A study of the University of Geneva (UNIGE), in Switzerland, provides a wealth of information about couples who met through dating apps. The results indicate that the pairs formed by applications have Coexistence intentions stronger than couples who meet in a non-digital environment.
What’s more, women who found their partner through a dating app have greater desires and intentions to have children. The study, published in the journal ‘Los One’, shows that these applications play an important role in the modification of the composition of couples by allowing further education.
Mobile apps have revolutionized the way people meet in recent years. Unlike traditional dating sites, these apps do not have detailed user profiles, but they rely heavily on photo ranking using a swipe review system.
As dating apps rose in popularity, so did criticism that they encourage only casual dating, threaten the existence of a long-term commitment, and possibly damage the quality of intimacy. However, there is no scientific evidence to validate these claims.
The results reveal that, despite fears about the deterioration of the quality of relationships, couples who met on dating apps express the same level of satisfaction as others about their relationship.
Last but not least, the study shows that these applications play an important role in modifying the composition of couples by allow for more politely diverse and geographically distant couples.
“The Internet is profoundly transforming the dynamics of how people meet,” confirms Gina Monarch, researcher at the Institute of Demography and Socioeconomic of the Faculty of Social Sciences of UNIGE, and holder of an Ambition research grant awarded by the National Foundation for Swiss Sciences to study the effects of digital forms of communication on the formation and classification of marriage. It provides an unprecedented abundance of meeting opportunities and involves minimal effort and no third party intervention. ”
These new dating technologies include smartphone apps like Tinder or Grindr, where users select partners by browsing and swiping over images.
The researcher decided to study the intentions of couples to form a family, the satisfaction of their relationship and individual well-being, as well as to evaluate the composition of the couple. Dr Monarch used a 2018 family survey conducted by the Swiss Federal Statistical Office. The analysis presented in this study analyzes a sub sample of 3,235 people over the age of 18 who were in a relationship and who had met their partner in the last decade.
The doctor found that dating websites, the digital tools for meeting partners that preceded the apps, primarily attracted people over 40 and / or divorced looking for romance.
“By eliminating the lengthy questionnaires, self-descriptions and personality tests that dating website users typically complete to create a profile, dating apps are much easier to use,” he adds. This normalized the act of online dating and opened up use among younger people. Categories of the population “.
Dr. Monarch tried to find out if the couples who met on dating apps had different intentions to start a family. The results show that the couples that formed after meeting in one application were more motivated by the idea of living together than others.

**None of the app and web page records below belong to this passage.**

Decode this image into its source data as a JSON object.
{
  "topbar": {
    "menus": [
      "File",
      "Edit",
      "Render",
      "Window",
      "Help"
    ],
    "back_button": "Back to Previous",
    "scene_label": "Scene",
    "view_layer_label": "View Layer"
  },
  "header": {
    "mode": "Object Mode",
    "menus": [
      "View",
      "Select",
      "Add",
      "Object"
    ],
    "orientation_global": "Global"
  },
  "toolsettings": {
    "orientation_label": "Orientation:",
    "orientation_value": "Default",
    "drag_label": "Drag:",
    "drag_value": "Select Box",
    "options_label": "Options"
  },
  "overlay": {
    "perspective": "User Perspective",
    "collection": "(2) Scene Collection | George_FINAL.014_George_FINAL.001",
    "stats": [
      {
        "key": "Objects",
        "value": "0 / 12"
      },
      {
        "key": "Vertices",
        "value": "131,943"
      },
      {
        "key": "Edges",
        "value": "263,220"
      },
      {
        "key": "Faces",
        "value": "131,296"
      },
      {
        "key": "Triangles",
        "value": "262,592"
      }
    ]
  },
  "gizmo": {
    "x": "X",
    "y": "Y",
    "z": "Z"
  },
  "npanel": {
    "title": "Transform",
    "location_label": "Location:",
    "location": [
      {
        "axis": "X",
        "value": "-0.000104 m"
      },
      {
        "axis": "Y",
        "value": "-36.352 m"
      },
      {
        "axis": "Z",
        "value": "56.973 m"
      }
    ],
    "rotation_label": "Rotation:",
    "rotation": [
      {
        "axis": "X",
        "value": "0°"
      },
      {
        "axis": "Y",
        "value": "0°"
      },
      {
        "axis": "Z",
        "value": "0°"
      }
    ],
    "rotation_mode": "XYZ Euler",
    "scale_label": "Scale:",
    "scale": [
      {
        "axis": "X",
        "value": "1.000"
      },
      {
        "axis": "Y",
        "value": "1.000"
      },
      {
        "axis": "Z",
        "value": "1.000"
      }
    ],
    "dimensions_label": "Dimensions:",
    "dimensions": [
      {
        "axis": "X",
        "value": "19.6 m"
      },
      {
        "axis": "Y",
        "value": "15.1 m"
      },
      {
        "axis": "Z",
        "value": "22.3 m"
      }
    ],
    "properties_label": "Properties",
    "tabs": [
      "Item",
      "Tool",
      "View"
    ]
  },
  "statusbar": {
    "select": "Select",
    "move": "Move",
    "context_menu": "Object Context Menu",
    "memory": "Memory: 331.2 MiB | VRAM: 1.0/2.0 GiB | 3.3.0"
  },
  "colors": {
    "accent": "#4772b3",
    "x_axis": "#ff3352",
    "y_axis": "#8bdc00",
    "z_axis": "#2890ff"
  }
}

“The study does not say whether their ultimate intention was to live together in the long or short term, but since there is no difference in the intention to marry and that marriage is still a central institution in Switzerland, some of these couples are likely to see cohabitation as a trial period before marriage, “he explains.” It’s a pragmatic approach in a country where the divorce rate is consistently around 40%. ”
Additionally, women in couples who were formed through dating apps mentioned that they wanted and planned to have a child in the near future, more than with any other form of encounter.
But what do couples who met in this way think about the quality of their relationship? The study shows that regardless of the context of the meeting, couples are equally satisfied with their lives and the quality of their relationship.
The study highlights a final aspect. Dating apps encourage mixing of different levels of education, especially among women with higher education and men with lower education.
Members who have more diversified socio-educational profiles “they may have to do with selection methods that focus primarily on the visual”says the researcher. Since users can easily connect with partners in their immediate region (but also in other spaces as they move), the apps make it easy to meet people more than 30 minutes away, leading to an increase in relationships. Long distance.
“Knowing that dating apps have likely become even more popular during this year’s periods of confinement and social distancing, it is comforting to dismiss alarming concerns about the long-term effects of using these tools,” concludes Dr. Monarch.
Eddie is an Australian news reporter with over 9 years in the industry and has published on Forbes and tech crunch.